1) Go sub 3:20 at Boston
2) Get on the overall podium in my age group for the MSC Triathlon race series
3) Break 1:30 for a half marathon
January and February saw me busting my butt and logging miles. My first race of the year rolled around on my birthday on March 3rd. It was the Chilly Half Marathon and it's a race I've done every year for the last 3 years. I wasn't going to miss this year given that it actually happened ON my birthday. I had no expectations going in. I was just going to run it and try to negative split it. I ended up running a 1:30:48, beating my previous years time by a couple of minutes, setting a new P.B. and ending up 3rd place in my AG. First podium of the year and so close to 1:30 I could almost taste it. Good things were in store, I could just feel it.
Fast forward 3 weeks to Around the Bay 30k. This is the oldest road race in North America and it sells out every year. They give you colour coded medals based on your finishing time. For women, if you're 2:30 or slower, you get a bronze medal. For 2:30-2:15 you get a silver medal. For 2:15 or faster, you get a gold medal. Last year I got my first silver medal. This year I wanted a gold medal. Realistically I should have used it as a training race for Boston instead of really racing it like I did. But, I got my gold medal and my second podium of the year.
Racing ATB like I did kind of did a number on my legs. I started having hamstring issues. I was slated to run an 8km race as part of my Boston taper but I skipped it, opting to focus on getting as close to 100% as possible for Boston. By the time Boston rolled around I was probably about 95%. Of course that wreaked complete havoc on my mental game but I reminded myself that I was lucky to be there in the first place and that I shouldn't worry about the outcome. My goal that day was to run happy and I can honestly say that I did. I think that race will go down as one of my best. I smiled for pretty much the entire race, even when I hurt and I ran the whole time. I didn't stop ONCE. The best part? I came out with a shiny new marathon P.B by almost 2 and half minutes.
After Boston it was time to get busy on the bike so I could focus on my upcoming triathlon season.

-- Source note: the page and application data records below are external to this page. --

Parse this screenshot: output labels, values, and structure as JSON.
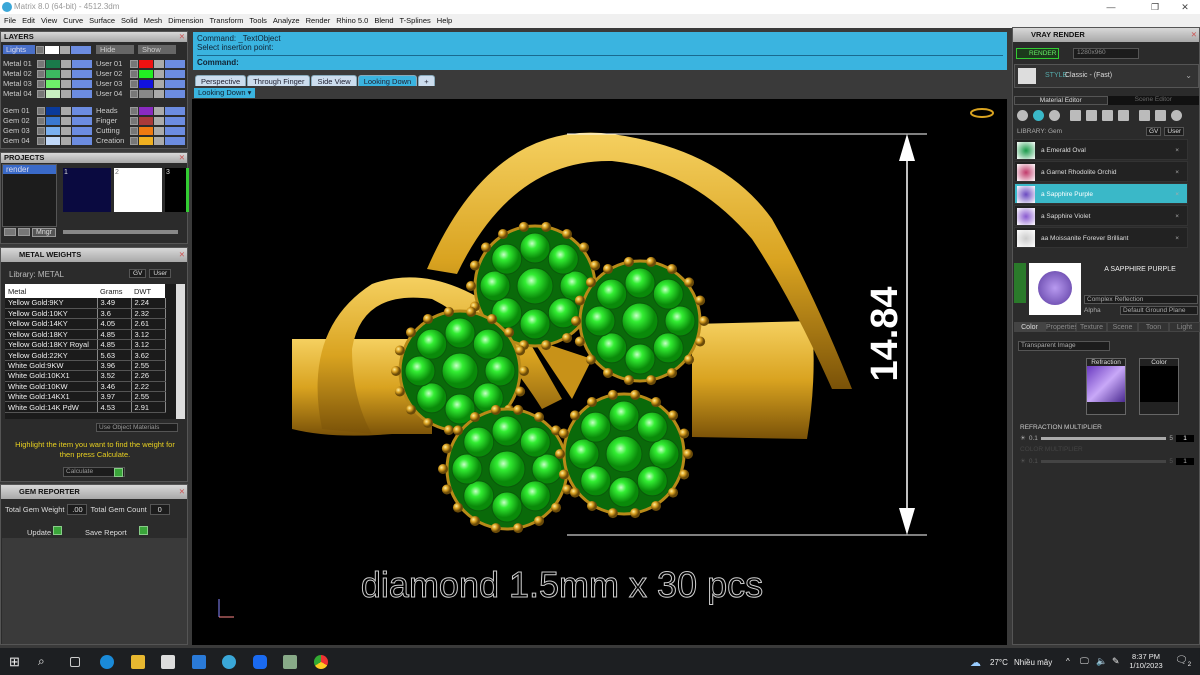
{
  "window": {
    "title": "Matrix 8.0 (64-bit) - 4512.3dm",
    "controls": [
      "—",
      "❐",
      "✕"
    ]
  },
  "menu": [
    "File",
    "Edit",
    "View",
    "Curve",
    "Surface",
    "Solid",
    "Mesh",
    "Dimension",
    "Transform",
    "Tools",
    "Analyze",
    "Render",
    "Rhino 5.0",
    "Blend",
    "T-Splines",
    "Help"
  ],
  "layers": {
    "title": "LAYERS",
    "lights": "Lights",
    "hide": "Hide",
    "show": "Show",
    "left": [
      {
        "name": "Metal 01",
        "color": "#1a7a4a"
      },
      {
        "name": "Metal 02",
        "color": "#3cb860"
      },
      {
        "name": "Metal 03",
        "color": "#6ef06a"
      },
      {
        "name": "Metal 04",
        "color": "#c8f0c0"
      },
      {
        "name": "Gem 01",
        "color": "#0a3a9a"
      },
      {
        "name": "Gem 02",
        "color": "#3a78d0"
      },
      {
        "name": "Gem 03",
        "color": "#7ab0f0"
      },
      {
        "name": "Gem 04",
        "color": "#c0d8f8"
      }
    ],
    "right": [
      {
        "name": "User 01",
        "color": "#ee1111"
      },
      {
        "name": "User 02",
        "color": "#22ee22"
      },
      {
        "name": "User 03",
        "color": "#1111dd"
      },
      {
        "name": "User 04",
        "color": "#888888"
      },
      {
        "name": "Heads",
        "color": "#8a2ac0"
      },
      {
        "name": "Finger",
        "color": "#aa3a3a"
      },
      {
        "name": "Cutting",
        "color": "#ee7a11"
      },
      {
        "name": "Creation",
        "color": "#f0b020"
      }
    ]
  },
  "projects": {
    "title": "PROJECTS",
    "items": [
      "render"
    ],
    "thumbs": [
      "1",
      "2",
      "3"
    ],
    "mgr": "Mngr"
  },
  "metal_weights": {
    "title": "METAL WEIGHTS",
    "library": "Library: METAL",
    "gv": "GV",
    "user": "User",
    "columns": [
      "Metal",
      "Grams",
      "DWT"
    ],
    "rows": [
      [
        "Yellow Gold:9KY",
        "3.49",
        "2.24"
      ],
      [
        "Yellow Gold:10KY",
        "3.6",
        "2.32"
      ],
      [
        "Yellow Gold:14KY",
        "4.05",
        "2.61"
      ],
      [
        "Yellow Gold:18KY",
        "4.85",
        "3.12"
      ],
      [
        "Yellow Gold:18KY Royal",
        "4.85",
        "3.12"
      ],
      [
        "Yellow Gold:22KY",
        "5.63",
        "3.62"
      ],
      [
        "White Gold:9KW",
        "3.96",
        "2.55"
      ],
      [
        "White Gold:10KX1",
        "3.52",
        "2.26"
      ],
      [
        "White Gold:10KW",
        "3.46",
        "2.22"
      ],
      [
        "White Gold:14KX1",
        "3.97",
        "2.55"
      ],
      [
        "White Gold:14K PdW",
        "4.53",
        "2.91"
      ]
    ],
    "use_object": "Use Object Materials",
    "hint": "Highlight the item you want to find the weight for then press Calculate.",
    "calculate": "Calculate"
  },
  "gem_reporter": {
    "title": "GEM REPORTER",
    "weight_label": "Total Gem Weight",
    "weight": ".00",
    "count_label": "Total Gem Count",
    "count": "0",
    "update": "Update",
    "save": "Save Report"
  },
  "command": {
    "line1": "Command: _TextObject",
    "line2": "Select insertion point:",
    "prompt": "Command:"
  },
  "tabs": [
    "Perspective",
    "Through Finger",
    "Side View",
    "Looking Down"
  ],
  "active_tab": "Looking Down",
  "viewport_label": "Looking Down",
  "viewport": {
    "dimension": "14.84",
    "annotation": "diamond 1.5mm x 30 pcs",
    "gold": "#d9a320",
    "gem": "#22dd22"
  },
  "vray": {
    "title": "VRAY RENDER",
    "render": "RENDER",
    "resolution": "1280x960",
    "style_label": "STYLE",
    "style": "Classic - (Fast)",
    "tabs": [
      "Material Editor",
      "Scene Editor"
    ],
    "library": "LIBRARY: Gem",
    "gv": "GV",
    "user": "User",
    "materials": [
      {
        "name": "a Emerald Oval",
        "color": "#1a9a4a"
      },
      {
        "name": "a Garnet Rhodolite Orchid",
        "color": "#c03a6a"
      },
      {
        "name": "a Sapphire Purple",
        "color": "#6a4ac0",
        "selected": true
      },
      {
        "name": "a Sapphire Violet",
        "color": "#8a5ad0"
      },
      {
        "name": "aa Moissanite Forever Brilliant",
        "color": "#ccc"
      }
    ],
    "selected_name": "A SAPPHIRE PURPLE",
    "reflection": "Complex Reflection",
    "alpha": "Alpha",
    "ground": "Default Ground Plane",
    "subtabs": [
      "Color",
      "Properties",
      "Texture",
      "Scene",
      "Toon",
      "Light"
    ],
    "image_mode": "Transparent Image",
    "refraction": "Refraction",
    "color": "Color",
    "refr_mult": {
      "label": "REFRACTION MULTIPLIER",
      "min": "0.1",
      "max": "5",
      "value": "1"
    },
    "color_mult": {
      "label": "COLOR MULTIPLIER",
      "min": "0.1",
      "max": "5",
      "value": "1"
    }
  },
  "taskbar": {
    "weather_temp": "27°C",
    "weather_text": "Nhiều mây",
    "time": "8:37 PM",
    "date": "1/10/2023",
    "notifications": "2"
  }
}
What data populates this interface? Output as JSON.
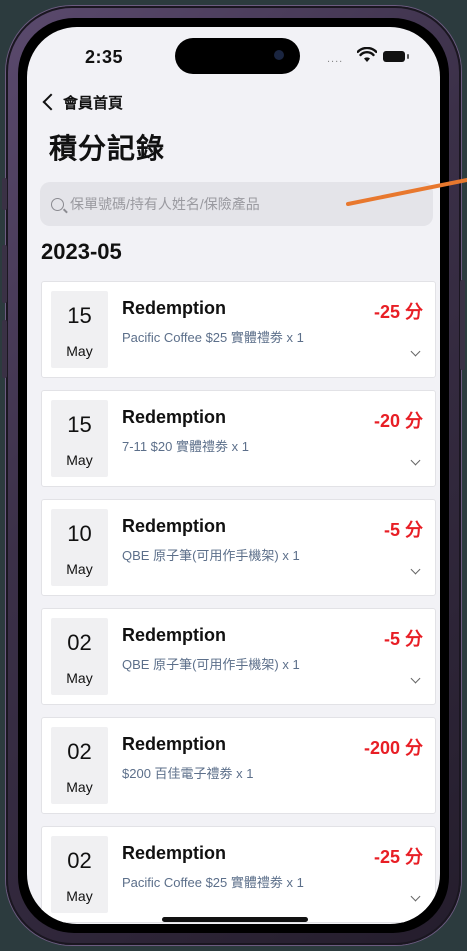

I probably didn't ride as much as I should have but I seemed to have done enough to get me where I wanted to be. I raced 7 tris over the course of the summer. I think that was about two too many, ha ha. It was literally race, recover, race, recover. But I made the podium in each race I entered, so by the end of the season, I had enough points to win my age group for the series. One of the great things about all this racing was that I raced myself into some seriously good fitness. My run times started dropping like crazy. By the time my season ended at the end of August, I felt really strong. My training for Scotia started and I watched my times at the track drop to places I've never seen them go. I was pumped.
Scotia was my second A race of the year. This was the race I was hoping to break 1:30. Watching my times drop in training, I gained boatloads of confidence. I knew well ahead of time that I was going to do it. I could feel it. I was so excited for this race, I could barely contain myself. My new question was how fast could I go? I had a number in my head that I only shared with two people. I crossed the finish line in 1:27:11. Pretty much exactly where I thought I'd be. The best part was that I ended up 3rd place Masters female. This was HUGE given the size of this race and the caliber of talent that usually races.
After Scotia, I started to wind things down. I still had one race on the calendar, the Tannenbaum 10km in December. I kept up my tempo work but took it easy on Thursdays, just putting in miles vs. pushing myself with interval training. My goal for Tannenbaum was to break 40 minutes. I figured if it wasn't windy, I'd be able to do it. Sure enough, race day was calm. I cranked out a 39:39. I broke the previous masters course record by over almost 3 minutes. What a fantastic way to cap off such an incredible year.
I say that this was Lucky 2013 but really what it came down to was hard work. I know I wouldn't have been able to train and race the way I did this year if I didn't have a good support system. So I suppose from that perspective, it really was Lucky 2013. I'm lucky that I work for a great company that understands and appreciates my passion. I'm lucky I run with a great group of people that make me work hard. I'm lucky that I have an awesome group of friends both real and virtual who support and encourage me. I'm lucky that I have an amazing crew of people who make sure I can keep pushing my body: my friend and massage therapist David & my PT Meg at Synergy. And mostly, I'm REALLY lucky to have such an incredible husband who supports all my crazy endeavours. He is my biggest cheerleader and believes in me more than I believe in myself sometimes.
2013 is going to be hard to beat. It's definitely going to go down as a very memorable year. That being said, I'm looking forward to making some epic memories in 2014. It's going to be a Year of Big Things. I can feel it.
A big thanks to all of you that read along here & follow me on twitter & instagram. May your 2014 be a year of good health, happiness and milestones.
Happy New Year!